You Are Not Being Shamed
There is a difference between feeling shame and being shamed. Shame is never a productive vehicle for change and no one’s intention is to shame anyone into making positive changes. If you are feeling shame, there are a few things that are important to do, because shame is not a healthy way to motivate meaningful change. As I have told many of my friends, this 400 year history of brutalization and dehumanization is not your fault, but it is your problem. It will not change until those who are against it make the changes needed to change it.
If you are feeling shame talk to someone you trust and tell your story. We know from the research shame can not survive in the face of empathy and also thrives in silence. Much like my friend did that day having coffee, we talked about it and she then knew my feelings towards her were nothing like her thoughts. Your experience might be different, but a friend will not judge you, will share vulnerably with you and encourage you to keep going. Because of implicit bias, we are all complicit in doing and saying things unaware of how it may have perpetuated racism. This is our collective, inherited tragedy and we need collective action to bring healing.
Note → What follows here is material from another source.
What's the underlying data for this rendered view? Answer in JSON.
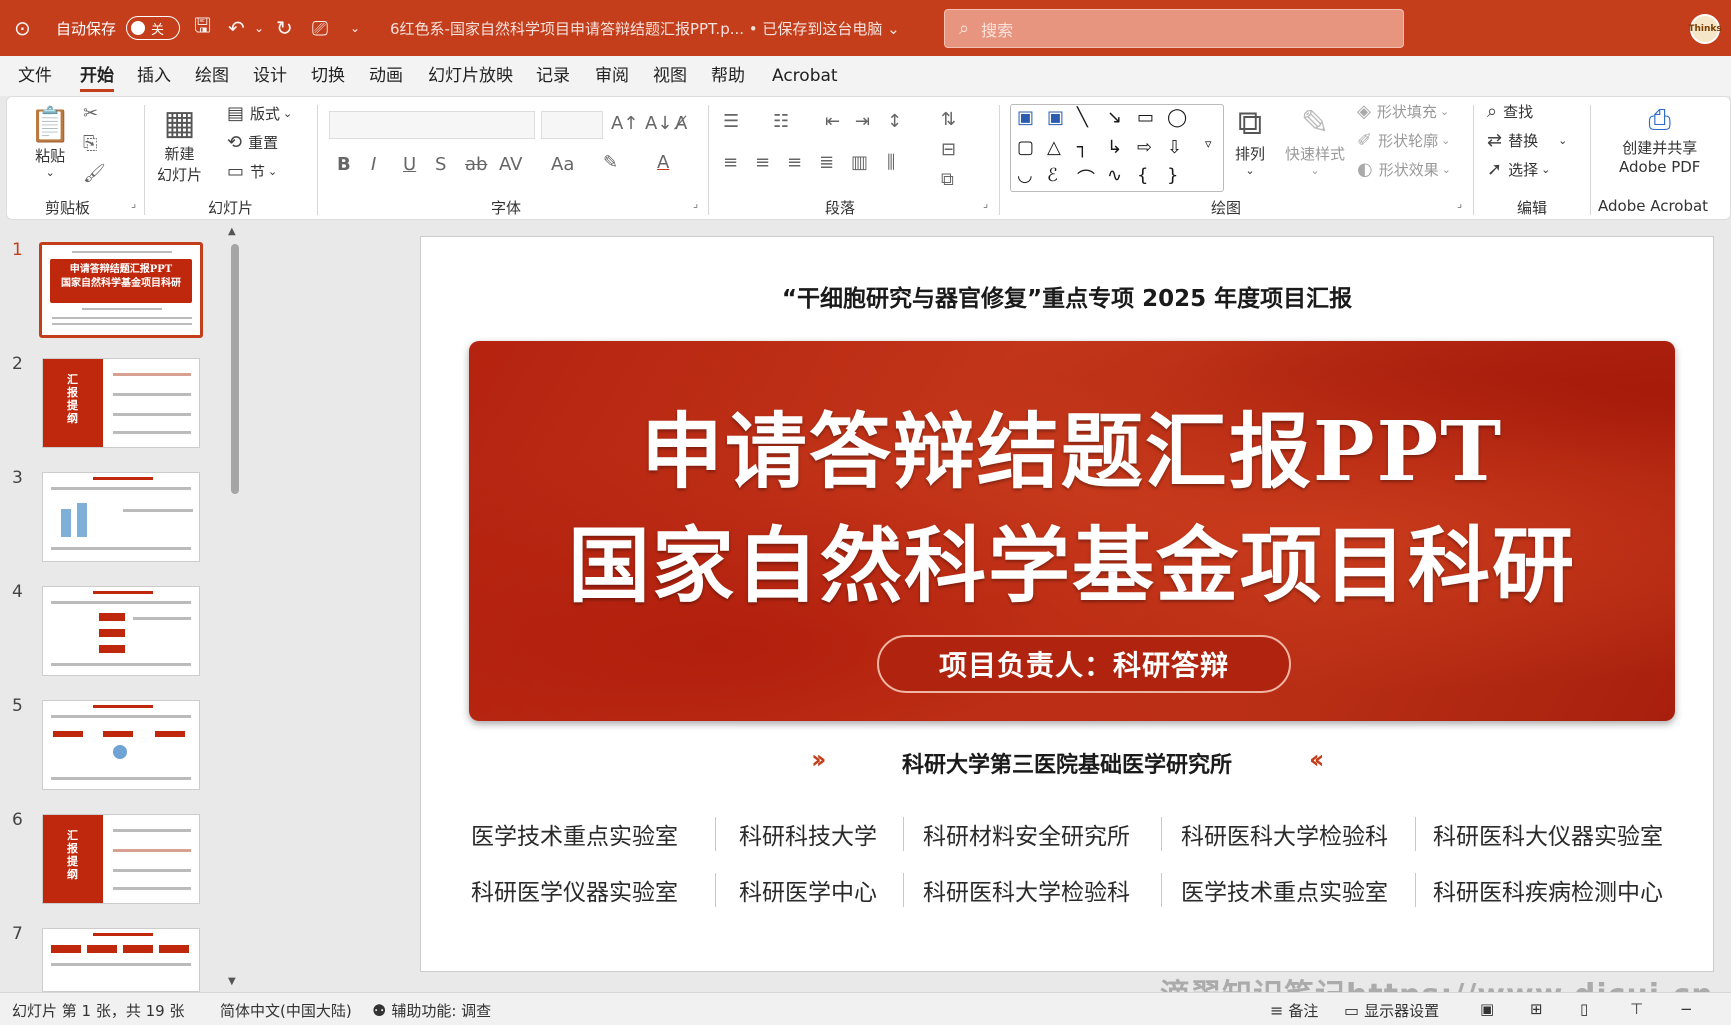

Think back on past experiences where you have felt shame. We all have shame triggers and they can resurface and be projected in places where they are not warranted. If I had experienced being shamed by another parent on that soccer field, that feeling may arise in the future in a conversation with a parent who might not agree with me, but is not shaming me. It’s important to examine our past experiences and understand them so that we don’t project emotions into the present by looking through a lens of the past.
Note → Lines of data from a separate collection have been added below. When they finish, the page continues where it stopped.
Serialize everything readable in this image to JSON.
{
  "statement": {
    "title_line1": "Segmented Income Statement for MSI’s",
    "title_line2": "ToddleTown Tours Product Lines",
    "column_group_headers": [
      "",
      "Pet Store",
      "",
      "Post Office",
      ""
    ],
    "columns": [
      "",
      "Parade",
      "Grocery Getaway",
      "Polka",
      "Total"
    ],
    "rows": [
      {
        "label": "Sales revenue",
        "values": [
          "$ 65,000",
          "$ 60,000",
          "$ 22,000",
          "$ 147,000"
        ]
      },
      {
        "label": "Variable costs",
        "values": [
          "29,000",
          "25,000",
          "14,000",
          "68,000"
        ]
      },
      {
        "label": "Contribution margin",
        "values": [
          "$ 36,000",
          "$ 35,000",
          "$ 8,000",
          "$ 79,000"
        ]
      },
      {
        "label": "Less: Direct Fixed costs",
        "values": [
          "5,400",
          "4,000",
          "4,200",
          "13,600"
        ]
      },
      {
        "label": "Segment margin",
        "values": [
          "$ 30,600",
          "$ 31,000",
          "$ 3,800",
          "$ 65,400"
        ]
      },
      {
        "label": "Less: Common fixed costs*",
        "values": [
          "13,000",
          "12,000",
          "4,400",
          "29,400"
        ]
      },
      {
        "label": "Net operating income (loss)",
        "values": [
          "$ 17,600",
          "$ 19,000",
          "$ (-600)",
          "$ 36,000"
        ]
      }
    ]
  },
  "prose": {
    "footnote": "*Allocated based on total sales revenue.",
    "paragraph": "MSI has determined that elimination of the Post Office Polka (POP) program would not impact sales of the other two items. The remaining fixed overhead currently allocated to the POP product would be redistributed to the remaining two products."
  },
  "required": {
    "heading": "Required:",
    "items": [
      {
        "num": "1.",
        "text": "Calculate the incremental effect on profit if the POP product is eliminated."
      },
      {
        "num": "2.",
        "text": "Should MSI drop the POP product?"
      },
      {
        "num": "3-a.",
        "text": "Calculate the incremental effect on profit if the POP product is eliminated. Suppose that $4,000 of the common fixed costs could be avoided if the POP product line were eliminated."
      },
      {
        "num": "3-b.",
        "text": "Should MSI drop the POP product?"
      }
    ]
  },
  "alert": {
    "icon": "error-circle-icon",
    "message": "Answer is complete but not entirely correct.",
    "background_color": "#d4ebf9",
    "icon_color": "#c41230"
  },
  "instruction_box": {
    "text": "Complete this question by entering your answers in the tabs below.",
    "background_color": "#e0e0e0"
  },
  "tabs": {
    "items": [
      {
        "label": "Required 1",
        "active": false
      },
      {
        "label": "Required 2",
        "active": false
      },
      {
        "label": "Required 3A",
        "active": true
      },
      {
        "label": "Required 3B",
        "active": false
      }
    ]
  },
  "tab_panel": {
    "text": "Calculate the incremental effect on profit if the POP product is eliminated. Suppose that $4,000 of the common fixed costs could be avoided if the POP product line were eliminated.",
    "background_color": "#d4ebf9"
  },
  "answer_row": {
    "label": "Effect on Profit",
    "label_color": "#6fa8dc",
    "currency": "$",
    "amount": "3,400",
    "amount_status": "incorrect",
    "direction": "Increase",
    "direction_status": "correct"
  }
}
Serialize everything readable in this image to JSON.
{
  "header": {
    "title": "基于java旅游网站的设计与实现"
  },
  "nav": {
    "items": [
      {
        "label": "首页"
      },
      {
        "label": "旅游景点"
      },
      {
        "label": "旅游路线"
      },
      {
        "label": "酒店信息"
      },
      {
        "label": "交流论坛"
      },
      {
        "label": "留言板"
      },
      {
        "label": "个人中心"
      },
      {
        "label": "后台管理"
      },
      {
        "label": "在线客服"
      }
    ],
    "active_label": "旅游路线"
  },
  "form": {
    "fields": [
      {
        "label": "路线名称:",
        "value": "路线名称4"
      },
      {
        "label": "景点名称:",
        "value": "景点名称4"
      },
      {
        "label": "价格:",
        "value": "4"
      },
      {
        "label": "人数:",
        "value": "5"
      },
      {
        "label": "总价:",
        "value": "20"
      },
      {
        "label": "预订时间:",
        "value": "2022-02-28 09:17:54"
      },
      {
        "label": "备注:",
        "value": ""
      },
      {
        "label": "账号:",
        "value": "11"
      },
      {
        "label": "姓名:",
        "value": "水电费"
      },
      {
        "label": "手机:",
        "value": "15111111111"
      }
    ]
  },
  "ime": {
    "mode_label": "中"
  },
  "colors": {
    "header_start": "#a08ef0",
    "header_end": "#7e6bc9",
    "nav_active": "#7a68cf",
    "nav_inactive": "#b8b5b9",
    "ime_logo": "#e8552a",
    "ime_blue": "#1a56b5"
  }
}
Lastly, be kind to yourself. Speak kindly to yourself. There is a steep learning curve here. We as adults are not used to this and especially not used to trying something new and getting it wrong. We left those uncomfortable experiences back in middle school and vowed never to return to them again. Well here we are. As Brene Brown says “I’m not here to be right, I’m here to get it right.” Getting it right requires humility, vulnerability and self- compassion. It also requires time, energy and effort. As I’ve said before, this is a marathon not a sprint and it won’t all come together right away. You are going to make mistakes, say the wrong thing, and likely offend someone, but please don’t stop. Please don’t stop. There are literally lives depending on you.
So keep talking, keep reading, keep engaging even when its uncomfortable and embarrassing.
Not being racist is not enough to change the disparity in this nation and end the type of oppression all of us have witnessed. Change will only happen through education, thoughtful conversations and intentional, meaningful action. Because in the truth-filled words of Angela Davis “It’s not enough to be not racist. We have to be actively anti-racist.”
To learn more about this listen to Niro’s Podcast All Things Life EP 27: From Hurting to Hopeful, Race, Privilege and Meaningful Action, EP 28:Reflections from a Non-Black POC, EP 29 What Do I Do With the Shame and Guilt, and EP 33:Beyond the White Picket Fence with author Amy Julia Becker and visit nirofeliciano.com.